A gentleman rang Senator Knowles this even- ing and said that he was from Victoria and that he had arrived in Australia as a migrant 18 months ago. On his arrival he was told to get a Medicare card. Within five days he received five Medicare cards, all in different names; all similar but different. Senator Crowley has told us that a person's medical history is private and that details cannot be obtained from Medicare. What rubbish! She calls herself a doctor. If anybody looked at a person's records and saw that that person had been to a psychiatrist five times in a row, he would not have to guess too hard what was wrong. If he found that a person had been to a cardiologist five times in a row he would not have to guess what was wrong. Of course the details are there for any public servant to sell at the drop of a hat.

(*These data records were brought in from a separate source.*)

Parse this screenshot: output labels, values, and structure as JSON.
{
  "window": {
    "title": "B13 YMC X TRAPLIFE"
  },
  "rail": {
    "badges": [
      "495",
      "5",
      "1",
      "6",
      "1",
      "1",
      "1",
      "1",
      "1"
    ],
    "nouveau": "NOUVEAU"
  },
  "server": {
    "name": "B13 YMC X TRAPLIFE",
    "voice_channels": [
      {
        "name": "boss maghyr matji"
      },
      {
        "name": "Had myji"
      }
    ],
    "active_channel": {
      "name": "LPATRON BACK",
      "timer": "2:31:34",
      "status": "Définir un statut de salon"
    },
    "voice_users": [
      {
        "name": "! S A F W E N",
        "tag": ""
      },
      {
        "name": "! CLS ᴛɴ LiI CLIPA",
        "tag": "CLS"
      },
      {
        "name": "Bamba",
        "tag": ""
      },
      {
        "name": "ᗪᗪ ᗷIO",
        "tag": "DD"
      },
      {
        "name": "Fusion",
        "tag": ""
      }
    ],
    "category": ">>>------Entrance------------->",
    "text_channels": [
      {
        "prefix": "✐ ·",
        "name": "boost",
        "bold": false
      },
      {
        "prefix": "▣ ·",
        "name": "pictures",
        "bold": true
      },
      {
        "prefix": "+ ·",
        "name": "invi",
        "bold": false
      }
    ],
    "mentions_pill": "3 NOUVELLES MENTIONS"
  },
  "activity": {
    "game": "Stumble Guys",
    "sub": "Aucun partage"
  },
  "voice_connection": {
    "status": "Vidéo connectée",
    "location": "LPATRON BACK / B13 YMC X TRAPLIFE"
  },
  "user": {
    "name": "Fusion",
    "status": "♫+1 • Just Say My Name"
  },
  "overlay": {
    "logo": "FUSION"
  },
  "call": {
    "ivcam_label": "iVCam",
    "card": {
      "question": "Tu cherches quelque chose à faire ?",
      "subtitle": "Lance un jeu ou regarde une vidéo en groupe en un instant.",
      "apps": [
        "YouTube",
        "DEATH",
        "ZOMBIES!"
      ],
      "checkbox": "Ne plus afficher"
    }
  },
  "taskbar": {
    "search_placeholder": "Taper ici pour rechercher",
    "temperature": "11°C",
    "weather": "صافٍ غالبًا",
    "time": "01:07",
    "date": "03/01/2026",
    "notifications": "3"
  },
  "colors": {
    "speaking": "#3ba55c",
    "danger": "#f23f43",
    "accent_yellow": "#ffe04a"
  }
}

A person's medical history, financial transactions, tax and social welfare history would be there to see for any public servant who cared to look; for any public servant who cared to sell it off.

The Minister has already acknowledged that fake cards could pass. Of course he has to acknowledge that. We have not only fake passports and driving licences, but also fake dollar notes. We know that anything can be forged. As has already been said tonight, once a card is forged it is a true, accurate identification for any criminal. A criminal has only to come along with a forged card and say that it is his identity and it will be accepted by anyone.

Tonight we had a great kerfuffle when Senator Short said that people would have to carry their identity cards with them. A great scream went up by Government members saying that they did not have to carry their cards. We did not have to carry our driver's licences with us once, but we do now. We are told by this Government that we will not have to carry our identity cards. Senator Maguire said that there was an unequivocal promise that we would not have to carry our identity cards. I am sure honourable senators will remember the unequivocal promise of the Prime Minister, Mr Hawke. His words were: `Let me make a promise so that even the Opposition can understand it. There will be no capital gains tax'. What did we get? We got a capital gains tax.


Senator Gareth Evans —One election later. It was not before that election.


Senator WALTERS —Senator Evans says: `One election later'. Ladies and gentlemen, we do not have to carry the card this election but, one election later, we may well have to carry an identity card.


The ACTING DEPUTY PRESIDENT (Senator Elstob) —Order! Senator Walters, you must address your remarks through the Chair and not to the gallery.


Senator WALTERS —I am sorry, Mr Acting Deputy President. Let us note what the Minister has just said. He has said to us that the promise was for one election but at the next election we may well be told that we do have to carry an identity card. That was a freudian slip by the Minister, off the top of his head, which he always makes in this place. I can assure honourable senators that the garrulous gourmet opposite always tells us something truthful. Next year we can expect to have to carry the card. Next year the Government will say to us: `You will carry the card'. From birth onwards one will have a number for life. There is no doubt that we will be carrying the card. There is also no way that this Government or any future government can legislate for individual behaviour. One cannot legislate for human behaviour. There will be no privacy. Public servants will make the identical slip they have already made. They will sell our information to the biggest buyer.